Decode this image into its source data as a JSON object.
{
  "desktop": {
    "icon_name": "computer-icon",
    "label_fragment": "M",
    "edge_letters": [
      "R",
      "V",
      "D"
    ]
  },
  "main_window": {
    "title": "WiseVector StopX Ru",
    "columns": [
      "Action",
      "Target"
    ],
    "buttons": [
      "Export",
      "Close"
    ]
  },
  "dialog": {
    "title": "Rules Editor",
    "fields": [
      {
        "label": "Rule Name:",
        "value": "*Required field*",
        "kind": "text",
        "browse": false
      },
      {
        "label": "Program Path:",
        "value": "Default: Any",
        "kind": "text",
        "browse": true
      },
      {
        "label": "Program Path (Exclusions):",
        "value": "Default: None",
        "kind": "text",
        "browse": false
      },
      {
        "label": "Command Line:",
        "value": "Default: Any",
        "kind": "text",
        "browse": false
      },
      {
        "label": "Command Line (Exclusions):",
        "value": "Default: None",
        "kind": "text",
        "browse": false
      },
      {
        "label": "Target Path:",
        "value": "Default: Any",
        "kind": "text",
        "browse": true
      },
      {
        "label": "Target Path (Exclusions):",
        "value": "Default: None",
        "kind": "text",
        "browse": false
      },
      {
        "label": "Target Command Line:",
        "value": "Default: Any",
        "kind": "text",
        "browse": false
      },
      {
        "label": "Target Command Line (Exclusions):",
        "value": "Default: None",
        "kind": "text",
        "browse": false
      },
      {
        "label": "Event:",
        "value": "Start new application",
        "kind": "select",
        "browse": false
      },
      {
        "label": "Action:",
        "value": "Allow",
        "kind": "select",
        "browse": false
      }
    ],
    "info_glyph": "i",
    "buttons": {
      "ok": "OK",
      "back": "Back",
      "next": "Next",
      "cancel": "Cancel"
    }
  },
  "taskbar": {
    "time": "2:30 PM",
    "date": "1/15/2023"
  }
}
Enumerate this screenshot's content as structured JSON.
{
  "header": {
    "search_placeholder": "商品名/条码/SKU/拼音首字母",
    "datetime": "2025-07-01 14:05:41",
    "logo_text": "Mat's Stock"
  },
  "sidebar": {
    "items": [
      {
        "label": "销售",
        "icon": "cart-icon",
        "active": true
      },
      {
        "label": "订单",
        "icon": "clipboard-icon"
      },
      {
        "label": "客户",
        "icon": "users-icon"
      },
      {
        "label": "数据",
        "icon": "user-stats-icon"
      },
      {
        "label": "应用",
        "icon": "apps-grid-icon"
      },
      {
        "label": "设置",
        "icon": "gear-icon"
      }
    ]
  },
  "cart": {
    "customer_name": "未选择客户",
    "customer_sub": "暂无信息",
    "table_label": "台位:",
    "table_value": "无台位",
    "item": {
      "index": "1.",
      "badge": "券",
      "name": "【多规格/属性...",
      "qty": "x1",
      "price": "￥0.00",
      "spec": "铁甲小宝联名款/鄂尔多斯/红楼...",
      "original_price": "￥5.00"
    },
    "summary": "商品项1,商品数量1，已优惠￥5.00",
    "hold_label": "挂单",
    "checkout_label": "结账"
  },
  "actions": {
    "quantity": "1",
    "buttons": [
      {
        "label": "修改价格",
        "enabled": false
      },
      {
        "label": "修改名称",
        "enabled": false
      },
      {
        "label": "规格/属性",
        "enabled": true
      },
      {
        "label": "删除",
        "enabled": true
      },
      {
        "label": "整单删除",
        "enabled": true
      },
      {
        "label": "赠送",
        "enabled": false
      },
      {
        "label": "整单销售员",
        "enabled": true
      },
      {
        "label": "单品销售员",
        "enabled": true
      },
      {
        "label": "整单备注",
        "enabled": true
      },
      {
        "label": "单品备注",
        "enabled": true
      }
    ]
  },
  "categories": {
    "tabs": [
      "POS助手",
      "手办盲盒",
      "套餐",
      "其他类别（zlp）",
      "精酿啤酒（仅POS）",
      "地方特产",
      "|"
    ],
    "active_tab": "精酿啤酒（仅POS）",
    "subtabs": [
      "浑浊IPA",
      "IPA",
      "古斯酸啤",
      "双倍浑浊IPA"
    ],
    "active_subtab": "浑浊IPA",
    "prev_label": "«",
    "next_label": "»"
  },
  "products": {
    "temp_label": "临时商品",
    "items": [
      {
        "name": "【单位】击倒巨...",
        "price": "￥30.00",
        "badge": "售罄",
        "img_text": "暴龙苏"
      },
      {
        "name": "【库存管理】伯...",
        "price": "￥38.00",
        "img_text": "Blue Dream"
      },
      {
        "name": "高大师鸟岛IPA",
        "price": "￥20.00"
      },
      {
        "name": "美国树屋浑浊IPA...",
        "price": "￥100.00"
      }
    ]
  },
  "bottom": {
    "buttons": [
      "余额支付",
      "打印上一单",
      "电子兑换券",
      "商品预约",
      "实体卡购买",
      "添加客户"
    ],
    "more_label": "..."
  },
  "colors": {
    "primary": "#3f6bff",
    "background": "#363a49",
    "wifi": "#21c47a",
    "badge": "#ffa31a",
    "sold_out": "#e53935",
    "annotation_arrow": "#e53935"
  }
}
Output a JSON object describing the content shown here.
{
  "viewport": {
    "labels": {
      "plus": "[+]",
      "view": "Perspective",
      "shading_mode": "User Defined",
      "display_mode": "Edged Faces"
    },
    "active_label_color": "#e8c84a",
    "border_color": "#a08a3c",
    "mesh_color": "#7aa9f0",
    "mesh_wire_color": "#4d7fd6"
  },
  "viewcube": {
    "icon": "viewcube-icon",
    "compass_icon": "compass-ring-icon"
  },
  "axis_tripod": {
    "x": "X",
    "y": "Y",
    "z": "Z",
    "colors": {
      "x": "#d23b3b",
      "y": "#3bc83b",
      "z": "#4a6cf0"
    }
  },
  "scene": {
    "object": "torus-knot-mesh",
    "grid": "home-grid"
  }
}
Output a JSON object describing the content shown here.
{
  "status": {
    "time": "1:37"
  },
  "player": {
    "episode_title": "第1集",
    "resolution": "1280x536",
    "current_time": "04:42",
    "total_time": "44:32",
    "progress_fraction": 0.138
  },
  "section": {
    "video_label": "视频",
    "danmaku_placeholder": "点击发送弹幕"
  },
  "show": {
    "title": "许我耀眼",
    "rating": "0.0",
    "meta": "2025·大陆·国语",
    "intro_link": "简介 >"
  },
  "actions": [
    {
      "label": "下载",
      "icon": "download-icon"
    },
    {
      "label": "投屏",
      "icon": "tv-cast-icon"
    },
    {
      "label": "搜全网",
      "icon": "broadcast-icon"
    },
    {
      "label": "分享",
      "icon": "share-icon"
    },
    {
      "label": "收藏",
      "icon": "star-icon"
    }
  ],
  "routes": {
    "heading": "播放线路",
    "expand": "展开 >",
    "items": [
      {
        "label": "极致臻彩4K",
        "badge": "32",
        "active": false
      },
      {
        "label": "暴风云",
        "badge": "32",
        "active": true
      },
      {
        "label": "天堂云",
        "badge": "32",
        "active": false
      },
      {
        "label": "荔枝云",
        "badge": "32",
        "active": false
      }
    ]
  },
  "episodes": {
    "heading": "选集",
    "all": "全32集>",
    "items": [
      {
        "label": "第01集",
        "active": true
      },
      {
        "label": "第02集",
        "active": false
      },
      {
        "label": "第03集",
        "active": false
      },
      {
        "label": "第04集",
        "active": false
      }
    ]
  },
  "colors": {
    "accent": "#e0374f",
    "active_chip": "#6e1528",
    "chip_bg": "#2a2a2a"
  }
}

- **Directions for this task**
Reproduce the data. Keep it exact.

- **Task output**
Decode this image into its source data as a JSON object.
{
  "desktop": {
    "icon_name": "computer-icon",
    "label_fragment": "M",
    "edge_letters": [
      "R",
      "V",
      "D"
    ]
  },
  "main_window": {
    "title": "WiseVector StopX Ru",
    "columns": [
      "Action",
      "Target"
    ],
    "buttons": [
      "Export",
      "Close"
    ]
  },
  "dialog": {
    "title": "Rules Editor",
    "fields": [
      {
        "label": "Rule Name:",
        "value": "*Required field*",
        "kind": "text",
        "browse": false
      },
      {
        "label": "Program Path:",
        "value": "Default: Any",
        "kind": "text",
        "browse": true
      },
      {
        "label": "Program Path (Exclusions):",
        "value": "Default: None",
        "kind": "text",
        "browse": false
      },
      {
        "label": "Command Line:",
        "value": "Default: Any",
        "kind": "text",
        "browse": false
      },
      {
        "label": "Command Line (Exclusions):",
        "value": "Default: None",
        "kind": "text",
        "browse": false
      },
      {
        "label": "Target Path:",
        "value": "Default: Any",
        "kind": "text",
        "browse": true
      },
      {
        "label": "Target Path (Exclusions):",
        "value": "Default: None",
        "kind": "text",
        "browse": false
      },
      {
        "label": "Target Command Line:",
        "value": "Default: Any",
        "kind": "text",
        "browse": false
      },
      {
        "label": "Target Command Line (Exclusions):",
        "value": "Default: None",
        "kind": "text",
        "browse": false
      },
      {
        "label": "Event:",
        "value": "Start new application",
        "kind": "select",
        "browse": false
      },
      {
        "label": "Action:",
        "value": "Allow",
        "kind": "select",
        "browse": false
      }
    ],
    "info_glyph": "i",
    "buttons": {
      "ok": "OK",
      "back": "Back",
      "next": "Next",
      "cancel": "Cancel"
    }
  },
  "taskbar": {
    "time": "2:30 PM",
    "date": "1/15/2023"
  }
}
Enumerate this screenshot's content as structured JSON.
{
  "header": {
    "search_placeholder": "商品名/条码/SKU/拼音首字母",
    "datetime": "2025-07-01 14:05:41",
    "logo_text": "Mat's Stock"
  },
  "sidebar": {
    "items": [
      {
        "label": "销售",
        "icon": "cart-icon",
        "active": true
      },
      {
        "label": "订单",
        "icon": "clipboard-icon"
      },
      {
        "label": "客户",
        "icon": "users-icon"
      },
      {
        "label": "数据",
        "icon": "user-stats-icon"
      },
      {
        "label": "应用",
        "icon": "apps-grid-icon"
      },
      {
        "label": "设置",
        "icon": "gear-icon"
      }
    ]
  },
  "cart": {
    "customer_name": "未选择客户",
    "customer_sub": "暂无信息",
    "table_label": "台位:",
    "table_value": "无台位",
    "item": {
      "index": "1.",
      "badge": "券",
      "name": "【多规格/属性...",
      "qty": "x1",
      "price": "￥0.00",
      "spec": "铁甲小宝联名款/鄂尔多斯/红楼...",
      "original_price": "￥5.00"
    },
    "summary": "商品项1,商品数量1，已优惠￥5.00",
    "hold_label": "挂单",
    "checkout_label": "结账"
  },
  "actions": {
    "quantity": "1",
    "buttons": [
      {
        "label": "修改价格",
        "enabled": false
      },
      {
        "label": "修改名称",
        "enabled": false
      },
      {
        "label": "规格/属性",
        "enabled": true
      },
      {
        "label": "删除",
        "enabled": true
      },
      {
        "label": "整单删除",
        "enabled": true
      },
      {
        "label": "赠送",
        "enabled": false
      },
      {
        "label": "整单销售员",
        "enabled": true
      },
      {
        "label": "单品销售员",
        "enabled": true
      },
      {
        "label": "整单备注",
        "enabled": true
      },
      {
        "label": "单品备注",
        "enabled": true
      }
    ]
  },
  "categories": {
    "tabs": [
      "POS助手",
      "手办盲盒",
      "套餐",
      "其他类别（zlp）",
      "精酿啤酒（仅POS）",
      "地方特产",
      "|"
    ],
    "active_tab": "精酿啤酒（仅POS）",
    "subtabs": [
      "浑浊IPA",
      "IPA",
      "古斯酸啤",
      "双倍浑浊IPA"
    ],
    "active_subtab": "浑浊IPA",
    "prev_label": "«",
    "next_label": "»"
  },
  "products": {
    "temp_label": "临时商品",
    "items": [
      {
        "name": "【单位】击倒巨...",
        "price": "￥30.00",
        "badge": "售罄",
        "img_text": "暴龙苏"
      },
      {
        "name": "【库存管理】伯...",
        "price": "￥38.00",
        "img_text": "Blue Dream"
      },
      {
        "name": "高大师鸟岛IPA",
        "price": "￥20.00"
      },
      {
        "name": "美国树屋浑浊IPA...",
        "price": "￥100.00"
      }
    ]
  },
  "bottom": {
    "buttons": [
      "余额支付",
      "打印上一单",
      "电子兑换券",
      "商品预约",
      "实体卡购买",
      "添加客户"
    ],
    "more_label": "..."
  },
  "colors": {
    "primary": "#3f6bff",
    "background": "#363a49",
    "wifi": "#21c47a",
    "badge": "#ffa31a",
    "sold_out": "#e53935",
    "annotation_arrow": "#e53935"
  }
}
Output a JSON object describing the content shown here.
{
  "viewport": {
    "labels": {
      "plus": "[+]",
      "view": "Perspective",
      "shading_mode": "User Defined",
      "display_mode": "Edged Faces"
    },
    "active_label_color": "#e8c84a",
    "border_color": "#a08a3c",
    "mesh_color": "#7aa9f0",
    "mesh_wire_color": "#4d7fd6"
  },
  "viewcube": {
    "icon": "viewcube-icon",
    "compass_icon": "compass-ring-icon"
  },
  "axis_tripod": {
    "x": "X",
    "y": "Y",
    "z": "Z",
    "colors": {
      "x": "#d23b3b",
      "y": "#3bc83b",
      "z": "#4a6cf0"
    }
  },
  "scene": {
    "object": "torus-knot-mesh",
    "grid": "home-grid"
  }
}
Output a JSON object describing the content shown here.
{
  "status": {
    "time": "1:37"
  },
  "player": {
    "episode_title": "第1集",
    "resolution": "1280x536",
    "current_time": "04:42",
    "total_time": "44:32",
    "progress_fraction": 0.138
  },
  "section": {
    "video_label": "视频",
    "danmaku_placeholder": "点击发送弹幕"
  },
  "show": {
    "title": "许我耀眼",
    "rating": "0.0",
    "meta": "2025·大陆·国语",
    "intro_link": "简介 >"
  },
  "actions": [
    {
      "label": "下载",
      "icon": "download-icon"
    },
    {
      "label": "投屏",
      "icon": "tv-cast-icon"
    },
    {
      "label": "搜全网",
      "icon": "broadcast-icon"
    },
    {
      "label": "分享",
      "icon": "share-icon"
    },
    {
      "label": "收藏",
      "icon": "star-icon"
    }
  ],
  "routes": {
    "heading": "播放线路",
    "expand": "展开 >",
    "items": [
      {
        "label": "极致臻彩4K",
        "badge": "32",
        "active": false
      },
      {
        "label": "暴风云",
        "badge": "32",
        "active": true
      },
      {
        "label": "天堂云",
        "badge": "32",
        "active": false
      },
      {
        "label": "荔枝云",
        "badge": "32",
        "active": false
      }
    ]
  },
  "episodes": {
    "heading": "选集",
    "all": "全32集>",
    "items": [
      {
        "label": "第01集",
        "active": true
      },
      {
        "label": "第02集",
        "active": false
      },
      {
        "label": "第03集",
        "active": false
      },
      {
        "label": "第04集",
        "active": false
      }
    ]
  },
  "colors": {
    "accent": "#e0374f",
    "active_chip": "#6e1528",
    "chip_bg": "#2a2a2a"
  }
}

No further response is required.